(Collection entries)
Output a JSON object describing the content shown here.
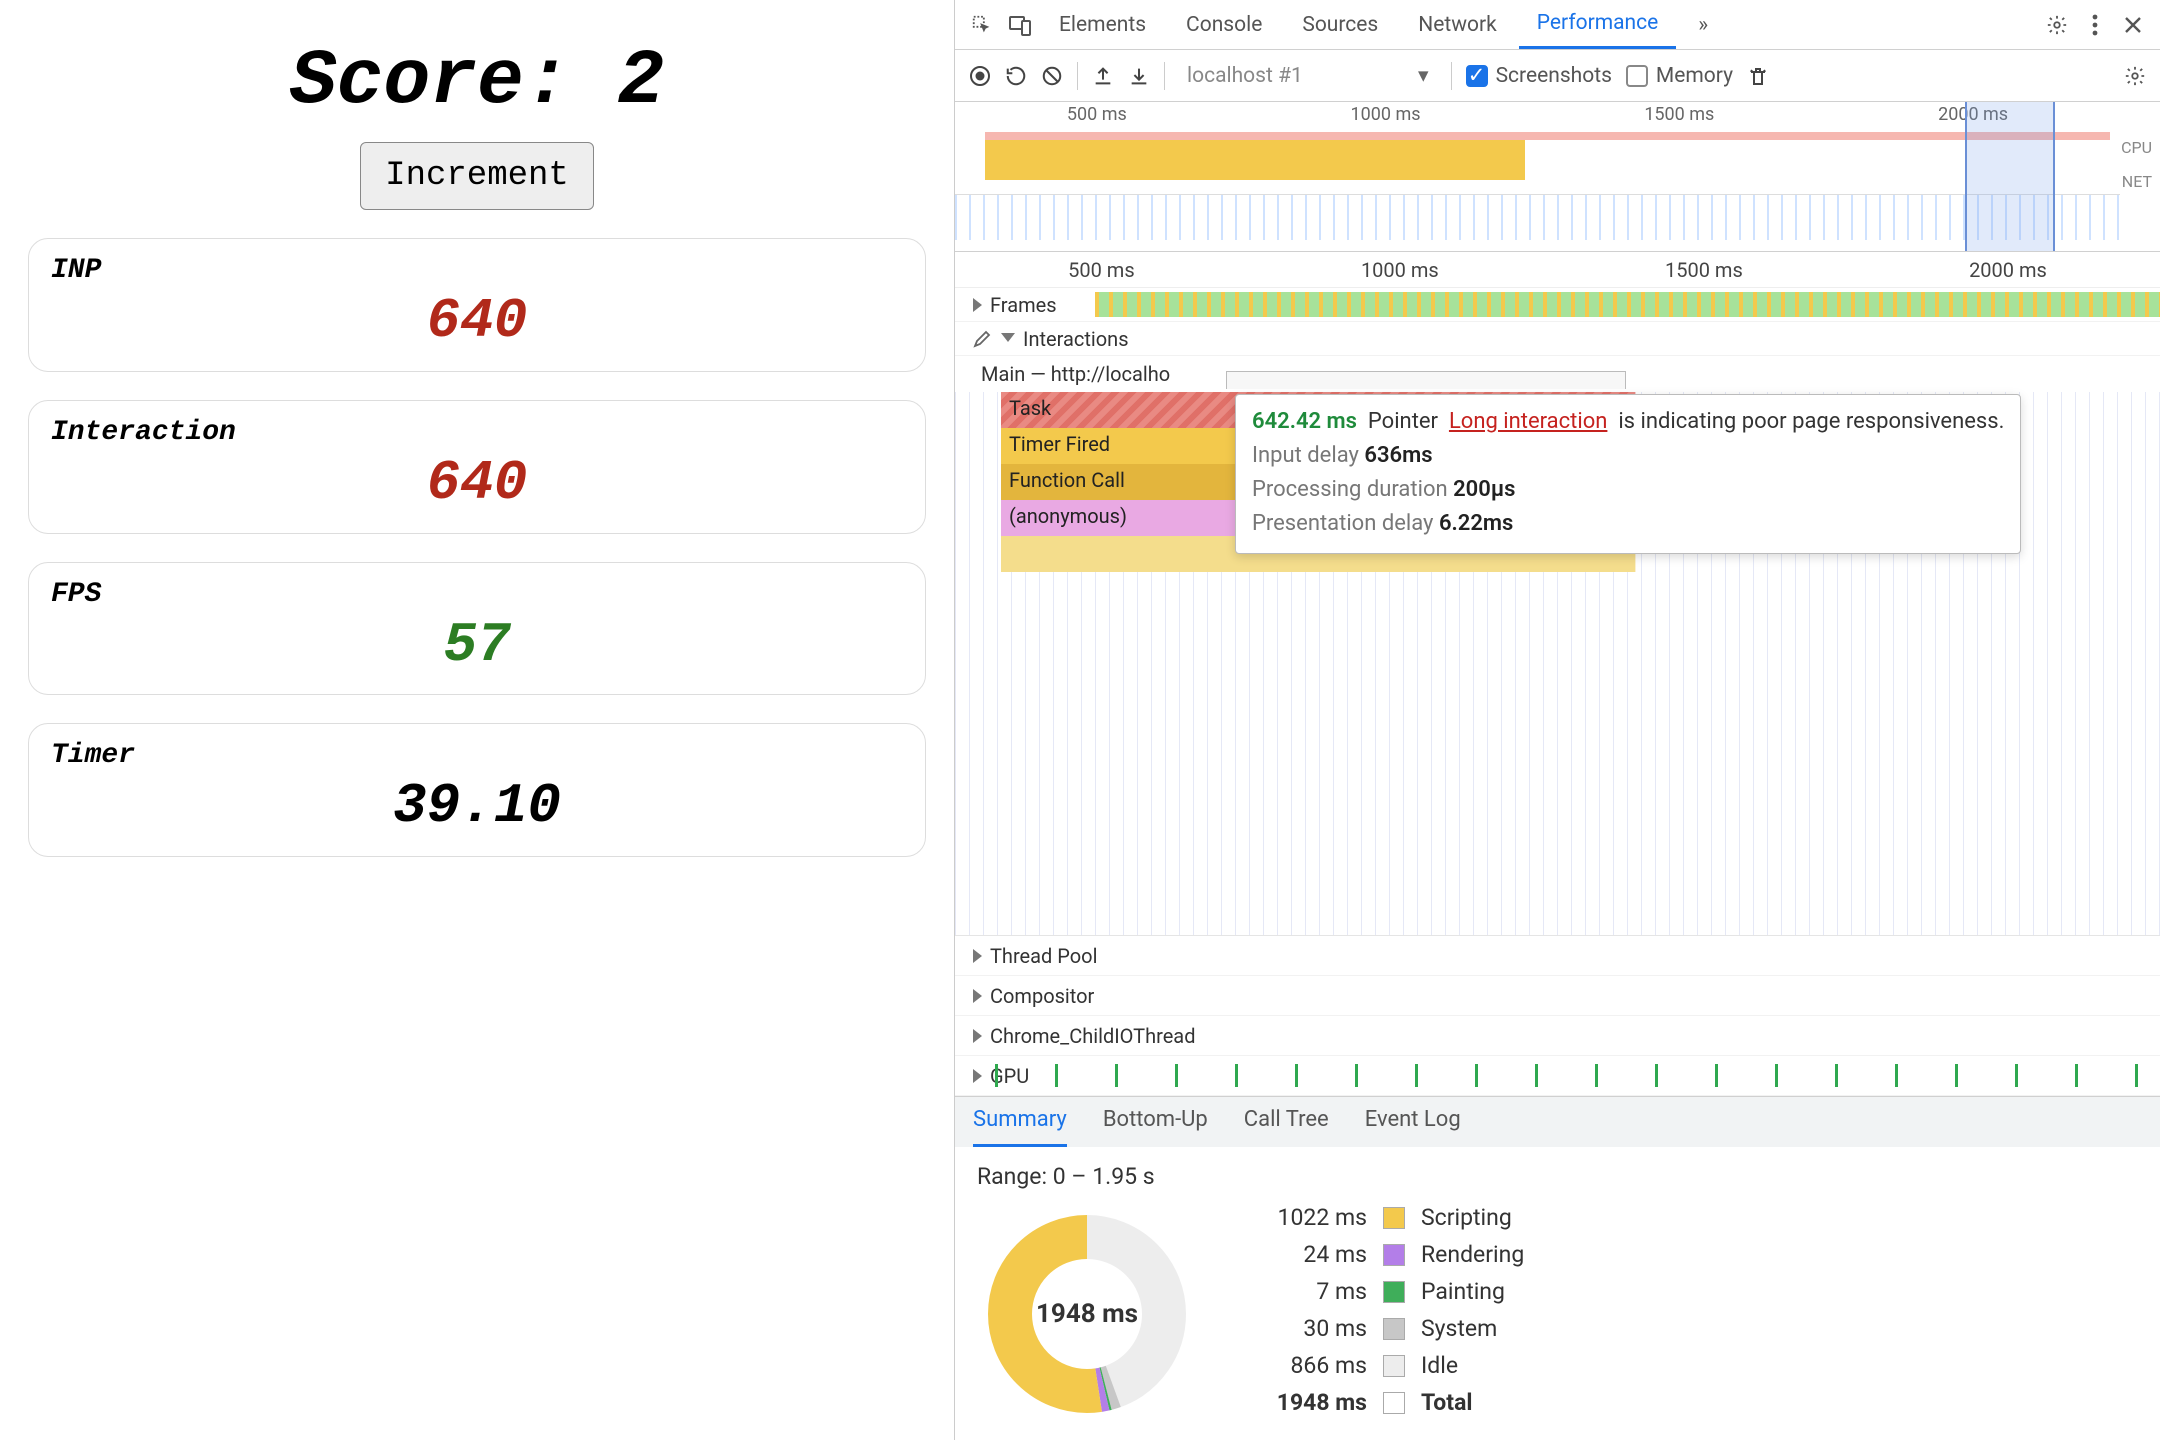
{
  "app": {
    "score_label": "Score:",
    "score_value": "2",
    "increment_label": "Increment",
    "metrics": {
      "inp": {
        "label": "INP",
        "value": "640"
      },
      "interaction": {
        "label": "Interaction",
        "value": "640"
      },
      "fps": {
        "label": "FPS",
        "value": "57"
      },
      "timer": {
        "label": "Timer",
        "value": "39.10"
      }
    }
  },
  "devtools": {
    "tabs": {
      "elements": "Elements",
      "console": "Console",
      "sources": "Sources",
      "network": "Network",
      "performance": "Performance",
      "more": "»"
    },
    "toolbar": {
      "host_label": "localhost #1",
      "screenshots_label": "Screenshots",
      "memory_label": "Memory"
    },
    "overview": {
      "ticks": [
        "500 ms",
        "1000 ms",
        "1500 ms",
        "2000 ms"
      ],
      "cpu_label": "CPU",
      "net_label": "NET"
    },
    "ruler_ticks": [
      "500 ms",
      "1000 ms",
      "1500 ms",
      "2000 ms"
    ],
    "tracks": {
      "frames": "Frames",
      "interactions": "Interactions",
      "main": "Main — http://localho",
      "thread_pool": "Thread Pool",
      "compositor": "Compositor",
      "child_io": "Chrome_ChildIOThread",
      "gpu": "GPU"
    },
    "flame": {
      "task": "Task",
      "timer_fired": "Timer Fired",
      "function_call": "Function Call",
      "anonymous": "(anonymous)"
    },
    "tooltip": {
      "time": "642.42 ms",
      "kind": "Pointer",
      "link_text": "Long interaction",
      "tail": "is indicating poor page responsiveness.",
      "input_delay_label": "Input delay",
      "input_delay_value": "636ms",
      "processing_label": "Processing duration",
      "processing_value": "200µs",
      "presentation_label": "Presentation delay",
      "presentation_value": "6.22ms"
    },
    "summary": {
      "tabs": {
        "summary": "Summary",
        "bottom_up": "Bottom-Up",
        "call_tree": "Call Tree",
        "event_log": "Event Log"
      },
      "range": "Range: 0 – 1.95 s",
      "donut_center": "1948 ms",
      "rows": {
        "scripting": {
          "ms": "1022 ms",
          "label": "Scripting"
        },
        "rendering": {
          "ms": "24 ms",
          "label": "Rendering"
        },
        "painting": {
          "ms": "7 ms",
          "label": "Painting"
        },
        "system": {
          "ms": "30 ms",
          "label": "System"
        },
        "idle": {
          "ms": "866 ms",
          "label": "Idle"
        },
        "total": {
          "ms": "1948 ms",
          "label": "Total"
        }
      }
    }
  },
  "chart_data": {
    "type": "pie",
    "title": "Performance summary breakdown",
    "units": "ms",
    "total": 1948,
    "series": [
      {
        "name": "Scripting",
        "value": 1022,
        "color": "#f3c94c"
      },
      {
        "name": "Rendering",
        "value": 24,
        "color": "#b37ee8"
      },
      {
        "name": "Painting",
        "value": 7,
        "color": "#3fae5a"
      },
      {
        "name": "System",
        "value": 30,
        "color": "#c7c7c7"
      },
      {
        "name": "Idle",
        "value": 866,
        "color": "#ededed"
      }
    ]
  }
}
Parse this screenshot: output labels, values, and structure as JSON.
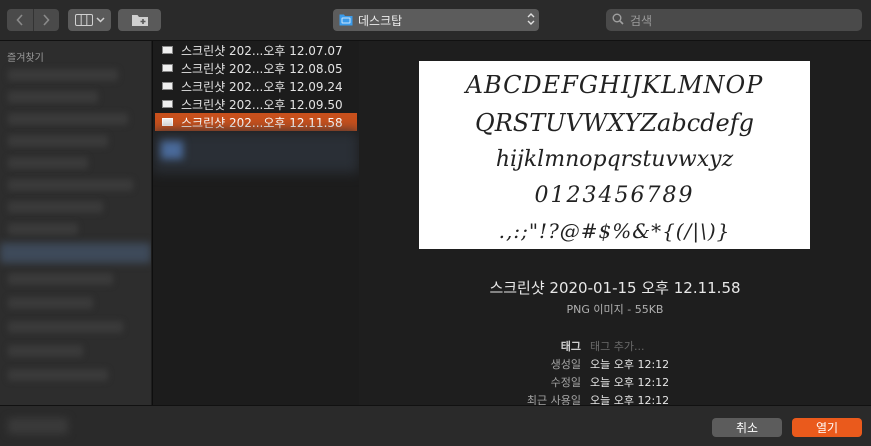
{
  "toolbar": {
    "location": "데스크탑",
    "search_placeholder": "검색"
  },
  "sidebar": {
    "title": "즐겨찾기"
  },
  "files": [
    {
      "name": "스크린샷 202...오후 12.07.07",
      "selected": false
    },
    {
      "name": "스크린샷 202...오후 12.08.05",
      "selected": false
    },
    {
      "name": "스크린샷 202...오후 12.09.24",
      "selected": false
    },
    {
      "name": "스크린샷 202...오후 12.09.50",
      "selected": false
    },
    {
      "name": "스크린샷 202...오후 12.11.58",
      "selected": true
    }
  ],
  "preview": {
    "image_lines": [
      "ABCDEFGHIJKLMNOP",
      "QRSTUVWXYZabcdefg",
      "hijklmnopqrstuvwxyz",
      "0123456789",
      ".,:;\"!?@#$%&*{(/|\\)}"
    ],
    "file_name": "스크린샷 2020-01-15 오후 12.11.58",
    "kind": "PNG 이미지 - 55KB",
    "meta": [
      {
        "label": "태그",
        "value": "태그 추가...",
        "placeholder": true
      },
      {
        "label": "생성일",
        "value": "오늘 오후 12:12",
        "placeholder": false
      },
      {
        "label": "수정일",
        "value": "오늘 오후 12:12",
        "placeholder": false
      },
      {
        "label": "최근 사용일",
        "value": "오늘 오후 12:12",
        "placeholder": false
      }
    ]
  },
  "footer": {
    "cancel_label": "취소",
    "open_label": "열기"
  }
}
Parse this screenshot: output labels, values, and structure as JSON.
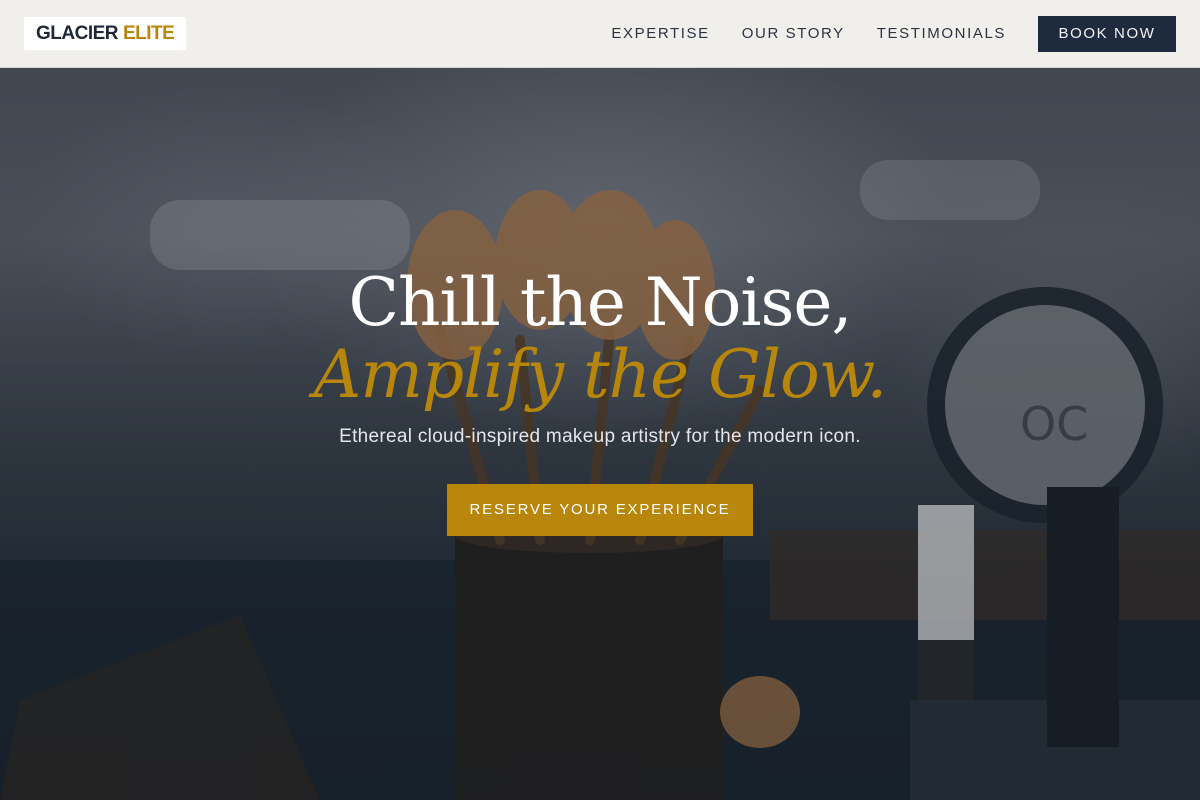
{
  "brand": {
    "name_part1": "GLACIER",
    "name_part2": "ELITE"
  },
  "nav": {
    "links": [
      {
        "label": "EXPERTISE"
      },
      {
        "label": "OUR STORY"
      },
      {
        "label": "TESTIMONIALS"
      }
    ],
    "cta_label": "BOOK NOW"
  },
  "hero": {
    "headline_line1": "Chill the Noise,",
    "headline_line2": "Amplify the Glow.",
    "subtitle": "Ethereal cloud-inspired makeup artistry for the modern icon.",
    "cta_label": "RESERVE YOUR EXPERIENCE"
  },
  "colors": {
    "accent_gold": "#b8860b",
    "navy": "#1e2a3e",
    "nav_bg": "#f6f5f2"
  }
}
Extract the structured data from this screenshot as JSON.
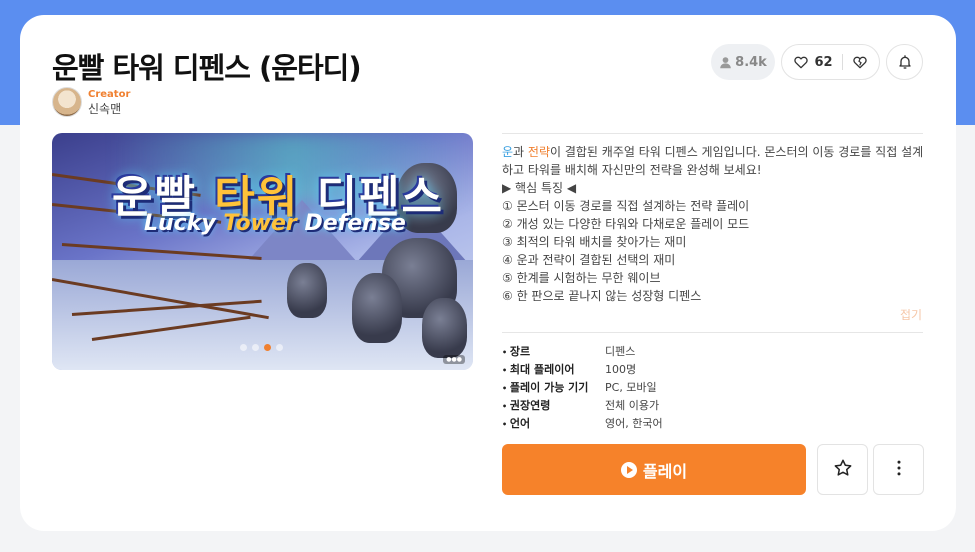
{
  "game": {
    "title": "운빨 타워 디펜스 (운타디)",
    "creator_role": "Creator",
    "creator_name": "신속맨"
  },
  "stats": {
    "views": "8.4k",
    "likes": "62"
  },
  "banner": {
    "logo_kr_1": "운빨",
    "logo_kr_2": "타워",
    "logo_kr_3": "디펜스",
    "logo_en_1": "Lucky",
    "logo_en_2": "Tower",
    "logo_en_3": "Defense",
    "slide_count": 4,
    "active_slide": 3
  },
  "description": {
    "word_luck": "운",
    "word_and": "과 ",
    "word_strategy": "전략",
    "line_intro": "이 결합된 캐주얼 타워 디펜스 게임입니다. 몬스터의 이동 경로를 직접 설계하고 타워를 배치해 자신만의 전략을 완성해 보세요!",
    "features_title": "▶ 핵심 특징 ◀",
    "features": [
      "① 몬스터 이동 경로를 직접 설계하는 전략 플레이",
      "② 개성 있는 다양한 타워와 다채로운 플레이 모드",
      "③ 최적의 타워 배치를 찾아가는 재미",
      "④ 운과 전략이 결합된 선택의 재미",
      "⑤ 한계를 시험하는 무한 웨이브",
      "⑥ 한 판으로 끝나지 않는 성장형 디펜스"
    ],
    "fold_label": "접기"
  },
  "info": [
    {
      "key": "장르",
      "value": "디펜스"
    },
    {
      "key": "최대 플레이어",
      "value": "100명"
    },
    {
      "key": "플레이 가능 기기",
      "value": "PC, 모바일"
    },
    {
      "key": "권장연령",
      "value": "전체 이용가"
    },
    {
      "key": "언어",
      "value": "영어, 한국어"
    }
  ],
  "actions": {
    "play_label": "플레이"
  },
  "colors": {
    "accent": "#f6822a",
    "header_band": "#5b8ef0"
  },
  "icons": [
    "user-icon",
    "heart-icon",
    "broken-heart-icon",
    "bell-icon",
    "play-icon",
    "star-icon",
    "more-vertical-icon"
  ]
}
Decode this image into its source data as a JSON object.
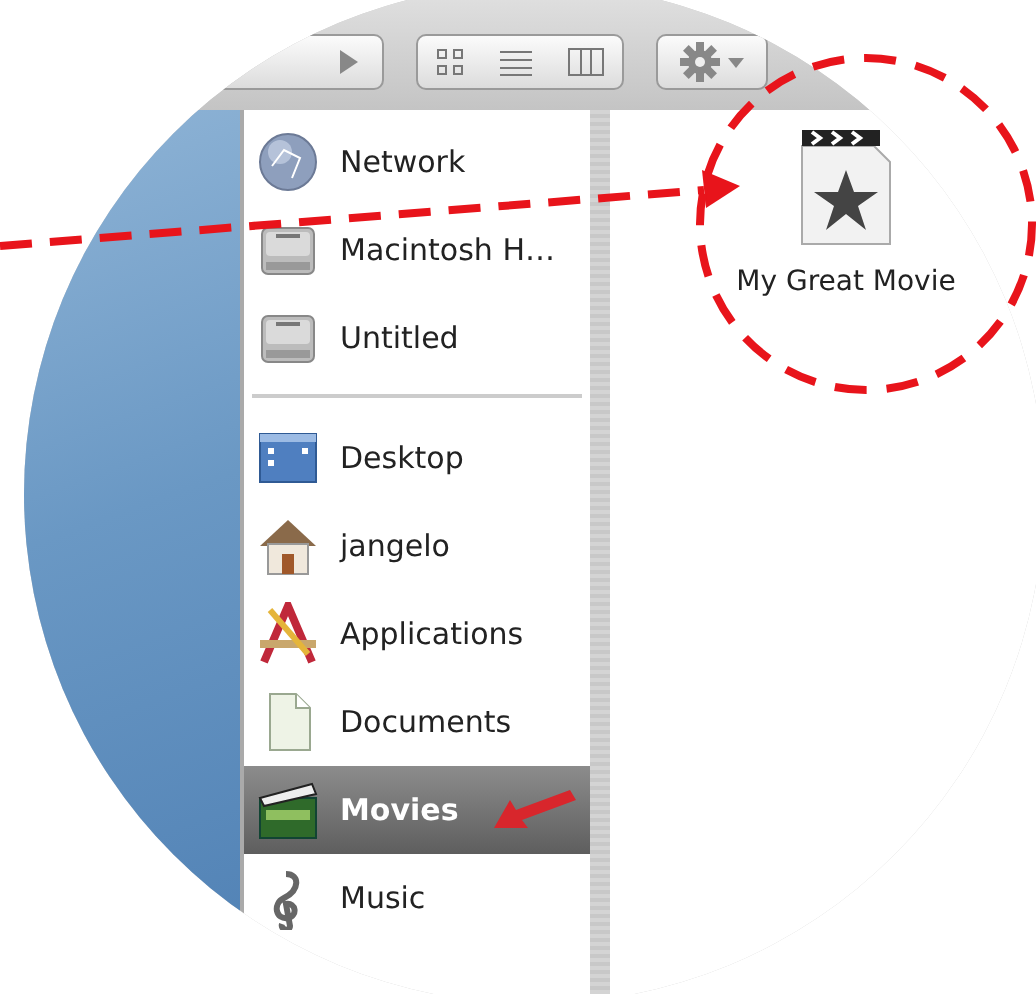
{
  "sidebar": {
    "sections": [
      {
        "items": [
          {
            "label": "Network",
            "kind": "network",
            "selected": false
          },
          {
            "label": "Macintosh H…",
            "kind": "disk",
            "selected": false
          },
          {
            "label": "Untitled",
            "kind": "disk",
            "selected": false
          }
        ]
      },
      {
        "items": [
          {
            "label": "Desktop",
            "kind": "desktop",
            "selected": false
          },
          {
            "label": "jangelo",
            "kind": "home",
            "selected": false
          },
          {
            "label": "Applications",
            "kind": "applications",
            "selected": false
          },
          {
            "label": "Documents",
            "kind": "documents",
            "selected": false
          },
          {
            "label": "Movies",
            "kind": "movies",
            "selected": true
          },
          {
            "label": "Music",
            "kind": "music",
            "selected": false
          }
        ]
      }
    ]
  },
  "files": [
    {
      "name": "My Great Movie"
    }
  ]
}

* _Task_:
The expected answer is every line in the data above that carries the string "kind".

* _Task solution_:
      "kind": "Pointer",
    "kind": "PNG 이미지 - 55KB",
            "kind": "network",
            "kind": "disk",
            "kind": "disk",
            "kind": "desktop",
            "kind": "home",
            "kind": "applications",
            "kind": "documents",
            "kind": "movies",
            "kind": "music",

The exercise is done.